I don’t know who Tammy is. I get no useful search results for “Tammy Mirkalami”, but I am guessing she is from Kingston (which is near Toronto). I am guessing the Aslan above is more likely to be Aslan Mirkalami (owner of rugman.com) than a lion king from Narnia.

Does this variety of reputation management work? Sure does. A few days later, and at least the top 10 pages of search results for his name are all blogs. The negative press is presumably still indexed, but has dropped way down the list where only a dedicated searcher will find it. He many have overplayed his hand though, as the first result at the moment is a blogger calling him a spammer.

So here are some morals to this story.

  • If you are going to have dissatisfied customers, make sure you have few enough that only local media cover the allegations.
  • Commenting furiously on blogs will give you Google results that effectively act as noise
  • Try to tailor the comments to the blogs a little.
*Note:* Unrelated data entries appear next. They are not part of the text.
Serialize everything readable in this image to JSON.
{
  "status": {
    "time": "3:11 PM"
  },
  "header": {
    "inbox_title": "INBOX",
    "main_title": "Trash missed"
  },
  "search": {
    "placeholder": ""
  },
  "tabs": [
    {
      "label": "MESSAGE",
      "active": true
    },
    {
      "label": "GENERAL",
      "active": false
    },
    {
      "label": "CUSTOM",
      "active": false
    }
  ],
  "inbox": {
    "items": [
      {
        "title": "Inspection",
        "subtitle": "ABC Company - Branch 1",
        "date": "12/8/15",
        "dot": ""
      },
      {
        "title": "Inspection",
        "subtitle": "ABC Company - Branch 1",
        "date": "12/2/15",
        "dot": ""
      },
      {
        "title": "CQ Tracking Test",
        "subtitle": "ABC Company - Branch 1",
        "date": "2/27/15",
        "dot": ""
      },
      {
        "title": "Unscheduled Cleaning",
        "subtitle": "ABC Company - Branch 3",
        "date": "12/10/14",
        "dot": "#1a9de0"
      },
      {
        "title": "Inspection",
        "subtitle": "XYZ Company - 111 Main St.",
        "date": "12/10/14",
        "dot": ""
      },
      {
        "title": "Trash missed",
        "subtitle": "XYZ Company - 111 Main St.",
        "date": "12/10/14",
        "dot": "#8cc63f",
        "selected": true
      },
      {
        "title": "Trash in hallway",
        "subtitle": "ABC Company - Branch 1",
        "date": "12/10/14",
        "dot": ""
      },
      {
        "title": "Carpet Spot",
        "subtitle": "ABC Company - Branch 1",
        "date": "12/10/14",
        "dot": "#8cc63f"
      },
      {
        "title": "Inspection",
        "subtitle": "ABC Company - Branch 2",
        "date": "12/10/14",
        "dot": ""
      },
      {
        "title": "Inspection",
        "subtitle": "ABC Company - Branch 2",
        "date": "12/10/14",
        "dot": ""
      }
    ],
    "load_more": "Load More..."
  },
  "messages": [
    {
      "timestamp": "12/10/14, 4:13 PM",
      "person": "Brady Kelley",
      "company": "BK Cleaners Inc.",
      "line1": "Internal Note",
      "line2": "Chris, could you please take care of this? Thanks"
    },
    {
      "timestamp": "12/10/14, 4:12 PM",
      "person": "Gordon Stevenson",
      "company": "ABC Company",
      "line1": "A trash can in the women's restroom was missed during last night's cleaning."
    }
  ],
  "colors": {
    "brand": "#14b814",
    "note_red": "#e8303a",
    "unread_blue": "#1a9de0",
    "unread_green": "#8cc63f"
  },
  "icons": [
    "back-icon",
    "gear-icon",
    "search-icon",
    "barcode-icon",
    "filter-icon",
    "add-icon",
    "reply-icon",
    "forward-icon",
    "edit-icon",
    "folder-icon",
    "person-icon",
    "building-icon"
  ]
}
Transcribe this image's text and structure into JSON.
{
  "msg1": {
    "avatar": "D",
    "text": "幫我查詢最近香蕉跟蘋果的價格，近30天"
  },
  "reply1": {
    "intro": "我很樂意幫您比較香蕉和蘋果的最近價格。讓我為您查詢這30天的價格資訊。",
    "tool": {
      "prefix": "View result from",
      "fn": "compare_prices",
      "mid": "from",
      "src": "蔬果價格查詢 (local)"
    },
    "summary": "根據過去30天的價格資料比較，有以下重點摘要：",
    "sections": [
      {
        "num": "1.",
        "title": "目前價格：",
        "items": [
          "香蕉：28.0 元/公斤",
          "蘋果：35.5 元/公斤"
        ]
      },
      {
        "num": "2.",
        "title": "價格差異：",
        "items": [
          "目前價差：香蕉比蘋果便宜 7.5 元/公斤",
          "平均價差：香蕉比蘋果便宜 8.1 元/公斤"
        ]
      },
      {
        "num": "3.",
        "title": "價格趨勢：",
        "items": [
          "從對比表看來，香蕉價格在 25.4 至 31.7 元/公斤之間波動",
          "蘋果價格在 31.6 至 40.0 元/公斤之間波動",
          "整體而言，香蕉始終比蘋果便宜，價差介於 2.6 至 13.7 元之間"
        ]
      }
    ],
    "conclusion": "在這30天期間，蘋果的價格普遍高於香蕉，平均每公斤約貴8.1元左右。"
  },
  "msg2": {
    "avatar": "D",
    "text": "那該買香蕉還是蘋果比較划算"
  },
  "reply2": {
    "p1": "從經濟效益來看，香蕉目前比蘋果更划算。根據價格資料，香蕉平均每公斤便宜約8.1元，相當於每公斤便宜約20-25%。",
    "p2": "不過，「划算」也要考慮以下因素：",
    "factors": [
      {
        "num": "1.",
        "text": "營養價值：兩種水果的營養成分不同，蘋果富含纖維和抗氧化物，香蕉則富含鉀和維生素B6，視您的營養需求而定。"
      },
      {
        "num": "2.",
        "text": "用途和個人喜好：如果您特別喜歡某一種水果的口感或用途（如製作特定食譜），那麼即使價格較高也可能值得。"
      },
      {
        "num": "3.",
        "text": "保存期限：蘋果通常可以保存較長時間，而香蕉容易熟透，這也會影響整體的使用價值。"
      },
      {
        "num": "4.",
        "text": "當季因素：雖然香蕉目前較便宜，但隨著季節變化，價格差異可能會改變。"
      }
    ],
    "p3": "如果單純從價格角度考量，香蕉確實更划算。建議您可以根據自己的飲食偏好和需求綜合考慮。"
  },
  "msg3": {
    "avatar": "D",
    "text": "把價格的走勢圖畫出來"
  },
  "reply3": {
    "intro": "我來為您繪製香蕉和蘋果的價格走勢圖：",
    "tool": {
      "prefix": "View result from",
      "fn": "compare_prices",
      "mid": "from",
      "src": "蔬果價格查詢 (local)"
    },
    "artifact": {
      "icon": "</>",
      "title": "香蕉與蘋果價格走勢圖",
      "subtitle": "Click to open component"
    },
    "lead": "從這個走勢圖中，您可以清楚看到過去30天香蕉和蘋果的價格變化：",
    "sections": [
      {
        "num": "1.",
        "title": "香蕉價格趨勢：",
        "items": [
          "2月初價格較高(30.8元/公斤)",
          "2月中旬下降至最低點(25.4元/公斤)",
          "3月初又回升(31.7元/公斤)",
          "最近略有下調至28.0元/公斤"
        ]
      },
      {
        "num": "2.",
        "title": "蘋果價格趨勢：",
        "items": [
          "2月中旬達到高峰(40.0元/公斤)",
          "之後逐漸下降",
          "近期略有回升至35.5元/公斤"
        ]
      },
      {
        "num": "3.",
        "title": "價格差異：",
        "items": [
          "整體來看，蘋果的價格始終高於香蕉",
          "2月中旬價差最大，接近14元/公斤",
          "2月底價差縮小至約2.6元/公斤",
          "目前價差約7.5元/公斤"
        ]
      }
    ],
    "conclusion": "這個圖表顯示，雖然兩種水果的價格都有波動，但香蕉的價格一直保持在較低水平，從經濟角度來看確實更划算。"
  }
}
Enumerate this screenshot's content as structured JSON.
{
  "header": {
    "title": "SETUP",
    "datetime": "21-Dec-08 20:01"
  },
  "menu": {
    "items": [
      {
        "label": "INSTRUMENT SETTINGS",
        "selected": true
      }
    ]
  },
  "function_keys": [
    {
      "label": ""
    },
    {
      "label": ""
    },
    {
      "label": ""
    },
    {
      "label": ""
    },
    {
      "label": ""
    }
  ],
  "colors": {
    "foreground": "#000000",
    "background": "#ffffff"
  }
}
It would not take much more time, and would make the effort invisible.

Oh, and surely you already knew that whenever you buy anything (including rugs and jewelery) valuations from the seller are worth only slightly more than the paper your blog is written on.

You Used PHP to Write That?! – Uh yeah.

I have gotten pretty good at staying out of language flame wars recently. Usually, when some wide eyed neophyte wipes a trickle of Kool-Aid from their chin and says “Ruby is sooooo much better than PHP”, I just say “uhuh”. I can’t be bothered opening a can of Terry Chay on them and I don’t really see the point. I can’t even usually be bothered saying “uhuh, that is why Twitter is the only A-list Web2.0 site built with Ruby and it is down all the time.”

Every now and again though, I just can’t help taking the bait.

You used PHP to write WHAT?! by Kenneth Hess on CIO.com grates. PHP programmers in general are pragmatic. It is not generally a language chosen by purists and zealots who latch onto one tool and claim it to be perfect in every way, and appropriate for every task. There are plenty of people with deep PHP knowledge who could have written an insightful article fitting into the CIO series’ theme that no one language is right for all applications.

Pap annoys me more when it appears in something claiming to be mainstream media than when it appears in some loser’s blog. Traditional media, while possibly doomed, does employ editors and generally attempts to check facts.

Well, sometimes they check facts. Ignoring the subjective parts that are merely the authors opinion, this article has so many simple factual inaccuracies that it is laughable. I assume the author does not have a great deal of experience with PHP.

Given he claims you can port an application from one database to another with minimal effort by running find and replace to swap mysql_query() with mssql_query() it seems likely that he has never written a non-trivial application in any language. So his major claim that PHP does not scale is presumably based on conversations he had with the fairies that live at the bottom of his garden.

Maybe it is just that Java fanboys push my buttons more than Ruby fanboys. Maybe it is just that damning with faint praise is more annoying than overt attacks. Barack Obama is “articulate“. Australia is “lovely” and reminds Bill Bryson of Iowa in 1958. PHP is good for “Creating an intranet site”. Come on!

Actually, it is might not not even be the factual inaccuracies and unsupported assertions that irritated me most. When I hear “enterprise” used as an adjective and not a punchline I involuntarily clench and it is there five times on one page.

Postscript: A couple of days later, Terry Chay could not resist opening a can of Terry Chay on them.